─── DATA FOR THIS EXERCISE ───

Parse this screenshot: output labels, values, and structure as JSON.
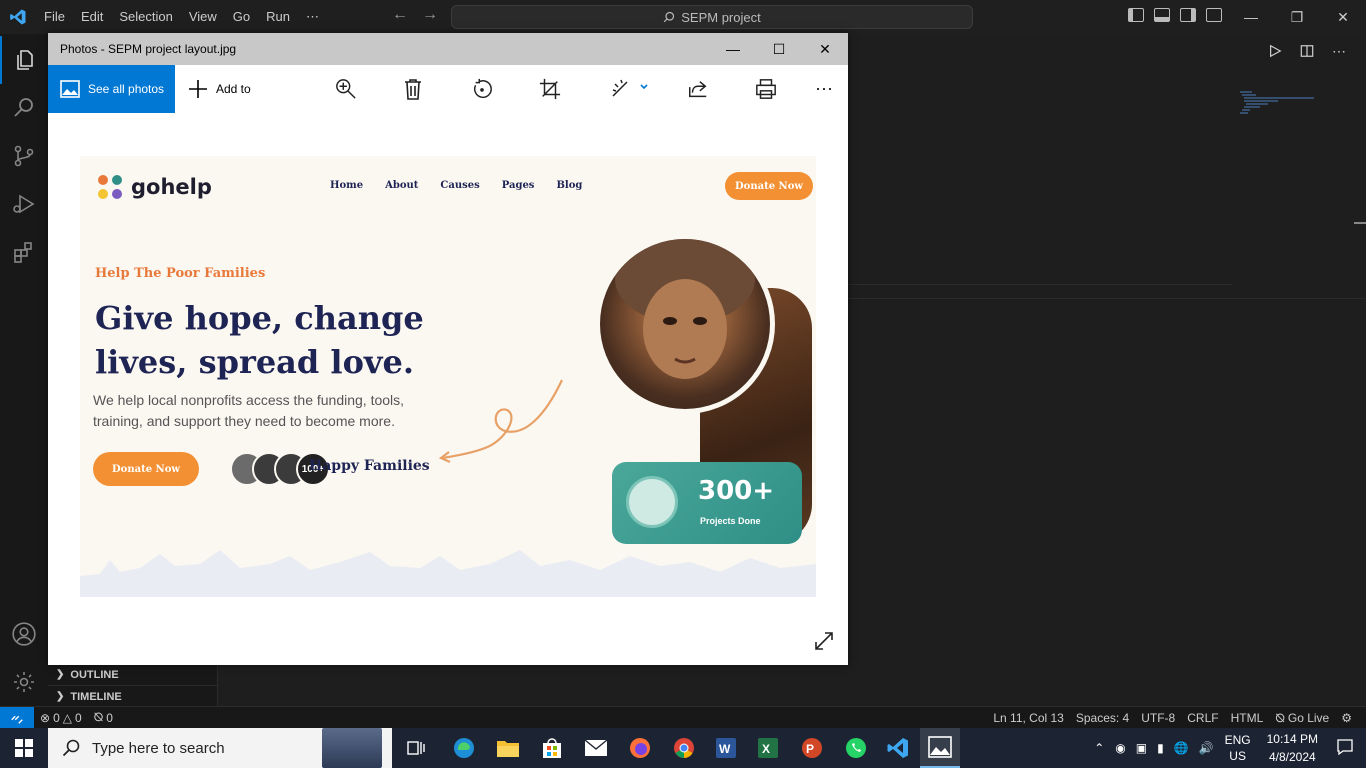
{
  "vscode": {
    "menu": [
      "File",
      "Edit",
      "Selection",
      "View",
      "Go",
      "Run",
      "⋯"
    ],
    "search_label": "SEPM project",
    "accent": "#0078d4"
  },
  "sidebar": {
    "outline_label": "OUTLINE",
    "timeline_label": "TIMELINE"
  },
  "statusbar": {
    "errors": "0",
    "warnings": "0",
    "ports": "0",
    "position": "Ln 11, Col 13",
    "spaces": "Spaces: 4",
    "encoding": "UTF-8",
    "eol": "CRLF",
    "language": "HTML",
    "golive": "Go Live"
  },
  "photos": {
    "title": "Photos - SEPM project layout.jpg",
    "see_all": "See all photos",
    "add_to": "Add to"
  },
  "gohelp": {
    "logo": "gohelp",
    "nav": [
      "Home",
      "About",
      "Causes",
      "Pages",
      "Blog"
    ],
    "donate_top": "Donate Now",
    "eyebrow": "Help The Poor Families",
    "headline": "Give hope, change lives, spread love.",
    "subtext": "We help local nonprofits access the funding, tools, training, and support they need to become more.",
    "donate_btn": "Donate Now",
    "avatars_count": "100+",
    "happy": "Happy Families",
    "stat_number": "300+",
    "stat_label": "Projects Done",
    "accent": "#f39033",
    "navy": "#1e2454"
  },
  "taskbar": {
    "search_placeholder": "Type here to search",
    "lang_top": "ENG",
    "lang_bottom": "US",
    "time": "10:14 PM",
    "date": "4/8/2024"
  }
}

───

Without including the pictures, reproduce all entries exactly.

COMPLETED TASK:
Parse this screenshot: output labels, values, and structure as JSON.
{
  "vscode": {
    "menu": [
      "File",
      "Edit",
      "Selection",
      "View",
      "Go",
      "Run",
      "⋯"
    ],
    "search_label": "SEPM project",
    "accent": "#0078d4"
  },
  "sidebar": {
    "outline_label": "OUTLINE",
    "timeline_label": "TIMELINE"
  },
  "statusbar": {
    "errors": "0",
    "warnings": "0",
    "ports": "0",
    "position": "Ln 11, Col 13",
    "spaces": "Spaces: 4",
    "encoding": "UTF-8",
    "eol": "CRLF",
    "language": "HTML",
    "golive": "Go Live"
  },
  "photos": {
    "title": "Photos - SEPM project layout.jpg",
    "see_all": "See all photos",
    "add_to": "Add to"
  },
  "gohelp": {
    "logo": "gohelp",
    "nav": [
      "Home",
      "About",
      "Causes",
      "Pages",
      "Blog"
    ],
    "donate_top": "Donate Now",
    "eyebrow": "Help The Poor Families",
    "headline": "Give hope, change lives, spread love.",
    "subtext": "We help local nonprofits access the funding, tools, training, and support they need to become more.",
    "donate_btn": "Donate Now",
    "avatars_count": "100+",
    "happy": "Happy Families",
    "stat_number": "300+",
    "stat_label": "Projects Done",
    "accent": "#f39033",
    "navy": "#1e2454"
  },
  "taskbar": {
    "search_placeholder": "Type here to search",
    "lang_top": "ENG",
    "lang_bottom": "US",
    "time": "10:14 PM",
    "date": "4/8/2024"
  }
}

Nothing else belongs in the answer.